Question 20: I don't know what Bible Jacoby is reading when he says that compared to other obvious mythology the gospels are giving us "just the facts." To me the gospels read like 1st century Jewish comic books.

Question 21: We have our token atheist skeptic who rolls out some random Bible contradictions. Jacoby, amazingly, responds to each one without even as much disgust as I would have had. I could disagree with his answers, but they are a bit off topic.

Closing statements:

Carrier closes with basically Loftus' outsider test for faith that's an appeal to consistent standards of evidence, which is good.

Jacoby says several things, but I only want to comment on one of them.
  • In order to justify such weak standards of evidence for establishing that his god is communicating to us all, Jacoby says that sometimes his wife gives him a subtle cue that he just has to figure out and that this is just the way relationships are. But what’s the number one principle of good relationships? Good, solid communication, right? It's not primarily carried on the back of secretive, hinty, mystical nonsense. The only reason the subtle stuff works in real life is because the overt stuff has been well established in those relationships. And if the overt stuff had been well established in the god relationship, we wouldn't even have Jacoby trying to justify what he thinks is the subtle stuff would we?
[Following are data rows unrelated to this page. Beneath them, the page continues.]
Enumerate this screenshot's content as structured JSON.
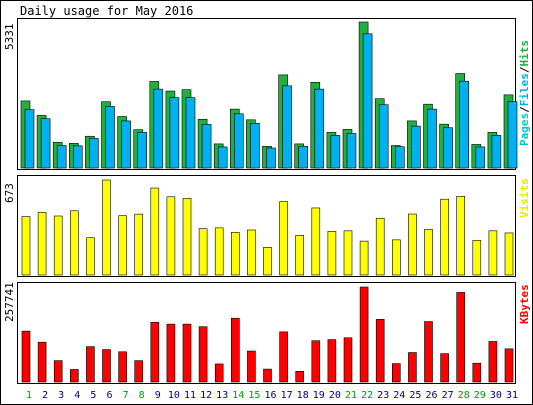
{
  "header": {
    "title": "Daily usage for May 2016"
  },
  "legend": {
    "pages": "Pages",
    "sep1": "/",
    "files": "Files",
    "sep2": "/",
    "hits": "Hits",
    "visits": "Visits",
    "kbytes": "KBytes"
  },
  "colors": {
    "hits": "#20b040",
    "files": "#00b0f0",
    "pages": "#00c8c8",
    "visits": "#ffff00",
    "kbytes": "#ff0000",
    "weekend_label": "#00a000",
    "weekday_label": "#000080",
    "frame": "#000000"
  },
  "chart_data": [
    {
      "type": "bar",
      "name": "hits-files-pages",
      "ymax_label": "5331",
      "ylim": [
        0,
        5331
      ],
      "categories": [
        "1",
        "2",
        "3",
        "4",
        "5",
        "6",
        "7",
        "8",
        "9",
        "10",
        "11",
        "12",
        "13",
        "14",
        "15",
        "16",
        "17",
        "18",
        "19",
        "20",
        "21",
        "22",
        "23",
        "24",
        "25",
        "26",
        "27",
        "28",
        "29",
        "30",
        "31"
      ],
      "weekend": [
        1,
        7,
        8,
        14,
        15,
        21,
        22,
        28,
        29
      ],
      "series": [
        {
          "name": "Hits",
          "values": [
            2450,
            1920,
            940,
            900,
            1160,
            2420,
            1880,
            1400,
            3160,
            2810,
            2860,
            1780,
            880,
            2150,
            1760,
            790,
            3400,
            880,
            3130,
            1300,
            1410,
            5331,
            2530,
            820,
            1720,
            2330,
            1600,
            3450,
            860,
            1300,
            2670
          ]
        },
        {
          "name": "Files",
          "values": [
            2130,
            1800,
            820,
            810,
            1080,
            2250,
            1720,
            1300,
            2880,
            2570,
            2570,
            1590,
            770,
            1980,
            1630,
            730,
            3000,
            790,
            2880,
            1190,
            1260,
            4900,
            2310,
            780,
            1530,
            2150,
            1470,
            3170,
            770,
            1190,
            2420
          ]
        },
        {
          "name": "Pages",
          "values": [
            0,
            0,
            0,
            0,
            0,
            0,
            0,
            0,
            0,
            0,
            0,
            0,
            0,
            0,
            0,
            0,
            0,
            0,
            0,
            0,
            0,
            0,
            0,
            0,
            0,
            0,
            0,
            0,
            0,
            0,
            0
          ]
        }
      ]
    },
    {
      "type": "bar",
      "name": "visits",
      "ymax_label": "673",
      "ylim": [
        0,
        673
      ],
      "categories": [
        "1",
        "2",
        "3",
        "4",
        "5",
        "6",
        "7",
        "8",
        "9",
        "10",
        "11",
        "12",
        "13",
        "14",
        "15",
        "16",
        "17",
        "18",
        "19",
        "20",
        "21",
        "22",
        "23",
        "24",
        "25",
        "26",
        "27",
        "28",
        "29",
        "30",
        "31"
      ],
      "series": [
        {
          "name": "Visits",
          "values": [
            414,
            443,
            418,
            455,
            264,
            673,
            420,
            431,
            616,
            554,
            543,
            328,
            334,
            302,
            319,
            196,
            520,
            281,
            475,
            309,
            313,
            240,
            402,
            249,
            432,
            323,
            537,
            557,
            246,
            313,
            298
          ]
        }
      ]
    },
    {
      "type": "bar",
      "name": "kbytes",
      "ymax_label": "257741",
      "ylim": [
        0,
        257741
      ],
      "categories": [
        "1",
        "2",
        "3",
        "4",
        "5",
        "6",
        "7",
        "8",
        "9",
        "10",
        "11",
        "12",
        "13",
        "14",
        "15",
        "16",
        "17",
        "18",
        "19",
        "20",
        "21",
        "22",
        "23",
        "24",
        "25",
        "26",
        "27",
        "28",
        "29",
        "30",
        "31"
      ],
      "series": [
        {
          "name": "KBytes",
          "values": [
            138000,
            108000,
            58000,
            34000,
            96000,
            88000,
            82000,
            58000,
            162000,
            157000,
            157000,
            150000,
            49000,
            173000,
            84000,
            35000,
            136000,
            29000,
            112000,
            115000,
            120000,
            257741,
            170000,
            50000,
            80000,
            164000,
            77000,
            243000,
            51000,
            110000,
            90000
          ]
        }
      ]
    }
  ]
}
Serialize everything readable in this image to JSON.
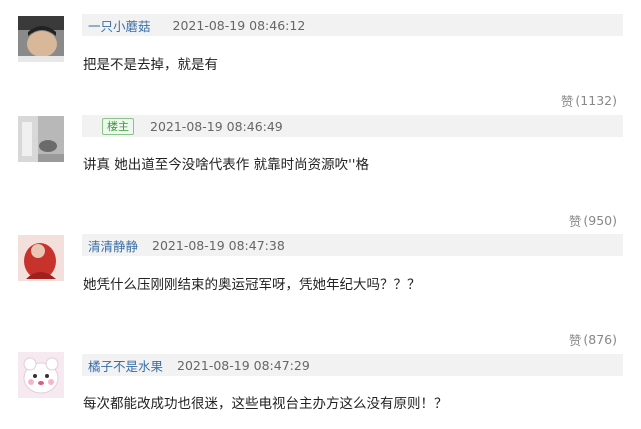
{
  "comments": [
    {
      "username": "一只小蘑菇",
      "badge": "",
      "time": "2021-08-19 08:46:12",
      "text": "把是不是去掉，就是有",
      "likes_label": "赞",
      "likes": "(1132)"
    },
    {
      "username": "",
      "badge": "楼主",
      "time": "2021-08-19 08:46:49",
      "text": "讲真 她出道至今没啥代表作 就靠时尚资源吹''格",
      "likes_label": "赞",
      "likes": "(950)"
    },
    {
      "username": "清清静静",
      "badge": "",
      "time": "2021-08-19 08:47:38",
      "text": "她凭什么压刚刚结束的奥运冠军呀，凭她年纪大吗？？？",
      "likes_label": "赞",
      "likes": "(876)"
    },
    {
      "username": "橘子不是水果",
      "badge": "",
      "time": "2021-08-19 08:47:29",
      "text": "每次都能改成功也很迷，这些电视台主办方这么没有原则！？",
      "likes_label": "",
      "likes": ""
    }
  ]
}
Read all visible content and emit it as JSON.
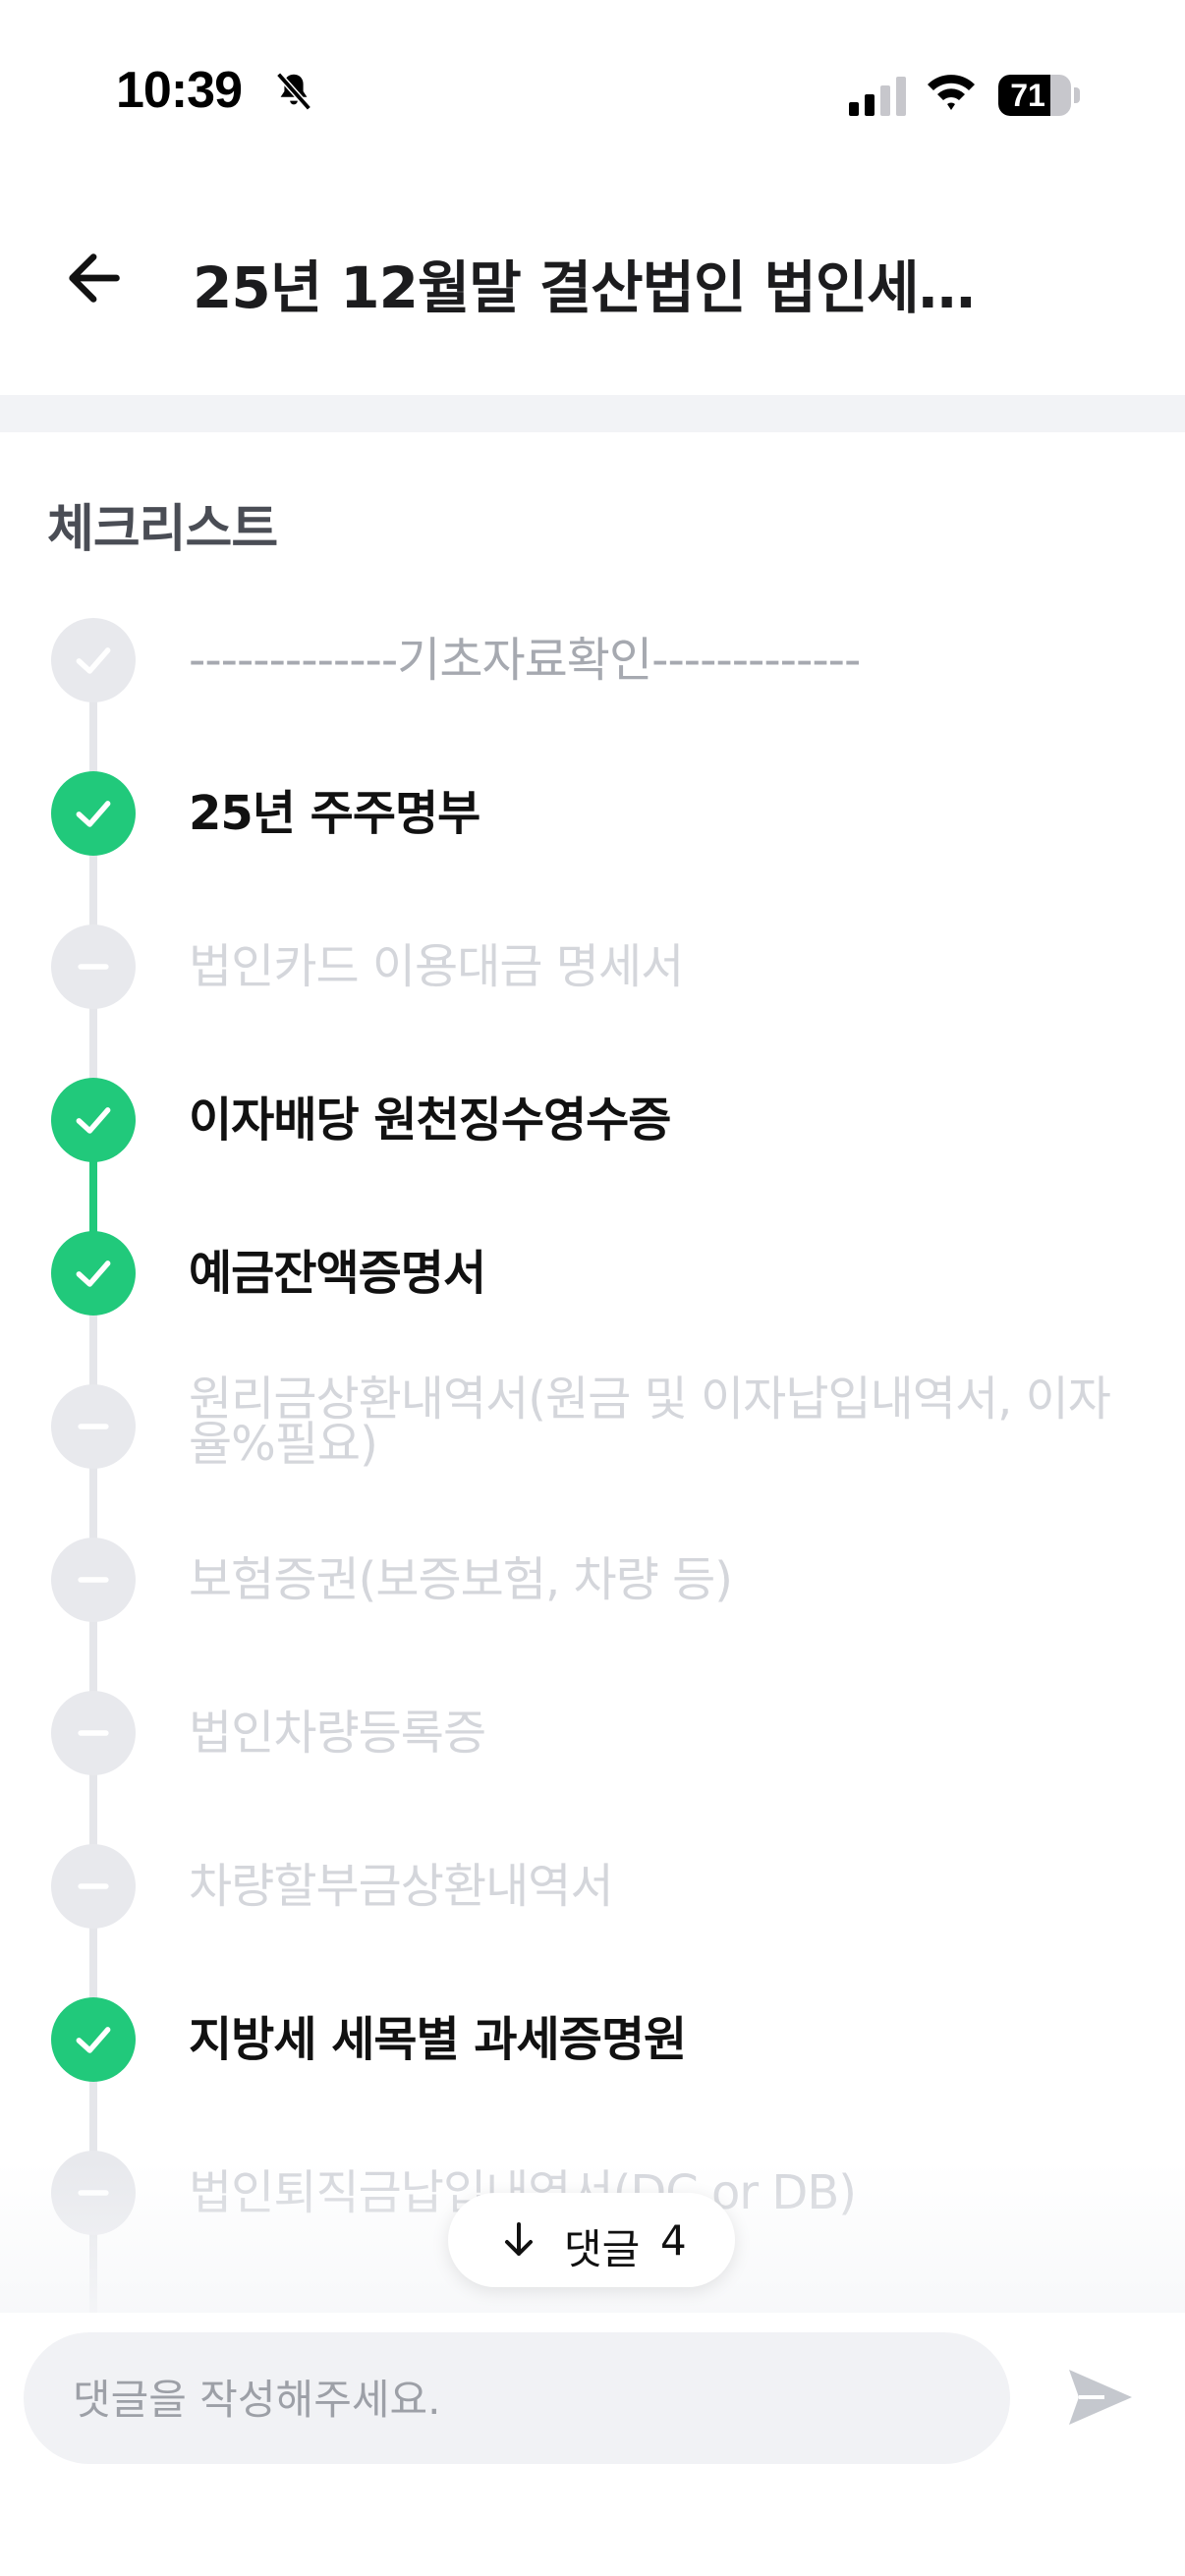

So that's it. It was an interesting and long debate, with several laugh out loud moments for me at the Christian expense. I'm sure Carrier will perfect his game further for future engagements.